*Collected data*.
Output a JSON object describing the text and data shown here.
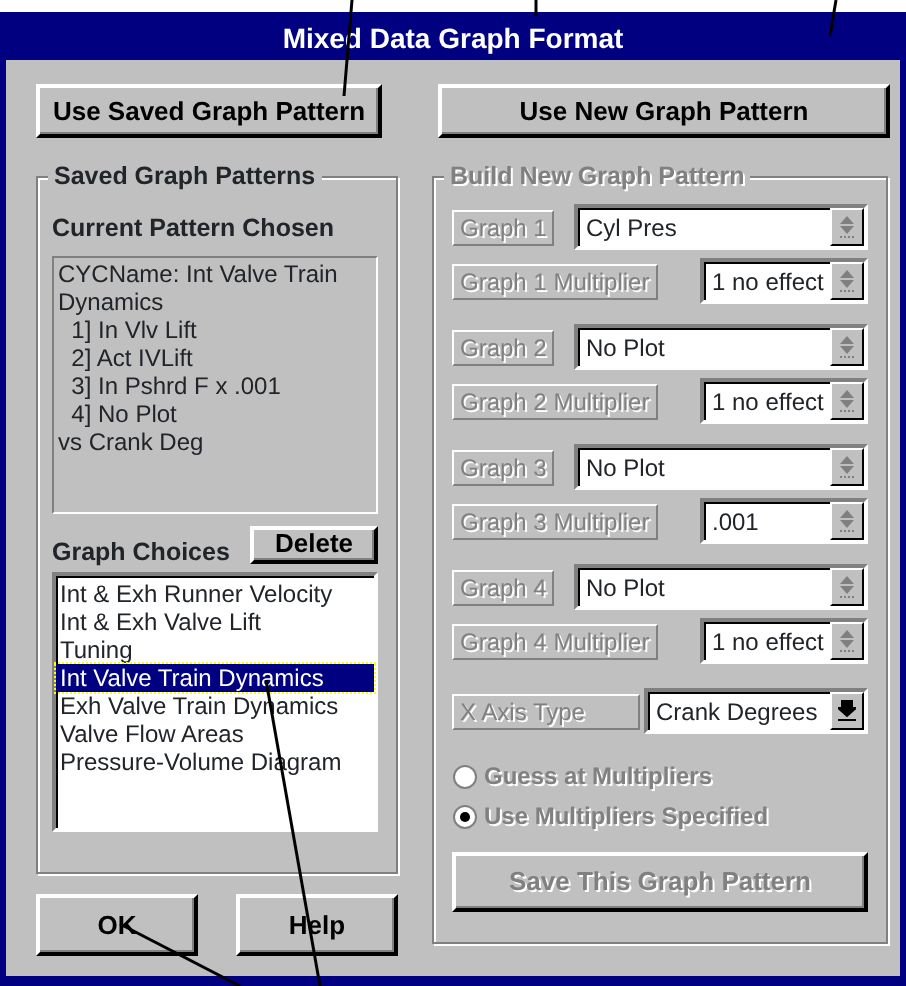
{
  "window": {
    "title": "Mixed Data Graph Format"
  },
  "top_buttons": [
    "Use Saved Graph Pattern",
    "Use New Graph Pattern"
  ],
  "saved": {
    "title": "Saved Graph Patterns",
    "current_heading": "Current Pattern Chosen",
    "current_lines": [
      "CYCName: Int Valve Train Dynamics",
      "  1] In Vlv Lift",
      "  2] Act IVLift",
      "  3] In Pshrd F x .001",
      "  4] No Plot",
      "vs Crank Deg"
    ],
    "choices_heading": "Graph Choices",
    "delete_button": "Delete",
    "choices": [
      {
        "label": "Int & Exh Runner Velocity",
        "selected": false
      },
      {
        "label": "Int & Exh Valve Lift",
        "selected": false
      },
      {
        "label": "Tuning",
        "selected": false
      },
      {
        "label": "Int Valve Train Dynamics",
        "selected": true
      },
      {
        "label": "Exh Valve Train Dynamics",
        "selected": false
      },
      {
        "label": "Valve Flow Areas",
        "selected": false
      },
      {
        "label": "Pressure-Volume Diagram",
        "selected": false
      }
    ]
  },
  "build": {
    "title": "Build New Graph Pattern",
    "disabled": true,
    "graphs": [
      {
        "label": "Graph 1",
        "value": "Cyl Pres",
        "multiplier_label": "Graph 1 Multiplier",
        "multiplier": "1 no effect"
      },
      {
        "label": "Graph 2",
        "value": "No Plot",
        "multiplier_label": "Graph 2 Multiplier",
        "multiplier": "1 no effect"
      },
      {
        "label": "Graph 3",
        "value": "No Plot",
        "multiplier_label": "Graph 3 Multiplier",
        "multiplier": ".001"
      },
      {
        "label": "Graph 4",
        "value": "No Plot",
        "multiplier_label": "Graph 4 Multiplier",
        "multiplier": "1 no effect"
      }
    ],
    "x_axis": {
      "label": "X Axis Type",
      "value": "Crank Degrees",
      "disabled": false
    },
    "radios": [
      {
        "label": "Guess at Multipliers",
        "selected": false
      },
      {
        "label": "Use Multipliers Specified",
        "selected": true
      }
    ],
    "save_button": "Save This Graph Pattern"
  },
  "bottom_buttons": [
    "OK",
    "Help"
  ]
}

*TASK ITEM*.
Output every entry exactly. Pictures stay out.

*COMPLETED TASK*.
Output a JSON object describing the text and data shown here.
{
  "window": {
    "title": "Mixed Data Graph Format"
  },
  "top_buttons": [
    "Use Saved Graph Pattern",
    "Use New Graph Pattern"
  ],
  "saved": {
    "title": "Saved Graph Patterns",
    "current_heading": "Current Pattern Chosen",
    "current_lines": [
      "CYCName: Int Valve Train Dynamics",
      "  1] In Vlv Lift",
      "  2] Act IVLift",
      "  3] In Pshrd F x .001",
      "  4] No Plot",
      "vs Crank Deg"
    ],
    "choices_heading": "Graph Choices",
    "delete_button": "Delete",
    "choices": [
      {
        "label": "Int & Exh Runner Velocity",
        "selected": false
      },
      {
        "label": "Int & Exh Valve Lift",
        "selected": false
      },
      {
        "label": "Tuning",
        "selected": false
      },
      {
        "label": "Int Valve Train Dynamics",
        "selected": true
      },
      {
        "label": "Exh Valve Train Dynamics",
        "selected": false
      },
      {
        "label": "Valve Flow Areas",
        "selected": false
      },
      {
        "label": "Pressure-Volume Diagram",
        "selected": false
      }
    ]
  },
  "build": {
    "title": "Build New Graph Pattern",
    "disabled": true,
    "graphs": [
      {
        "label": "Graph 1",
        "value": "Cyl Pres",
        "multiplier_label": "Graph 1 Multiplier",
        "multiplier": "1 no effect"
      },
      {
        "label": "Graph 2",
        "value": "No Plot",
        "multiplier_label": "Graph 2 Multiplier",
        "multiplier": "1 no effect"
      },
      {
        "label": "Graph 3",
        "value": "No Plot",
        "multiplier_label": "Graph 3 Multiplier",
        "multiplier": ".001"
      },
      {
        "label": "Graph 4",
        "value": "No Plot",
        "multiplier_label": "Graph 4 Multiplier",
        "multiplier": "1 no effect"
      }
    ],
    "x_axis": {
      "label": "X Axis Type",
      "value": "Crank Degrees",
      "disabled": false
    },
    "radios": [
      {
        "label": "Guess at Multipliers",
        "selected": false
      },
      {
        "label": "Use Multipliers Specified",
        "selected": true
      }
    ],
    "save_button": "Save This Graph Pattern"
  },
  "bottom_buttons": [
    "OK",
    "Help"
  ]
}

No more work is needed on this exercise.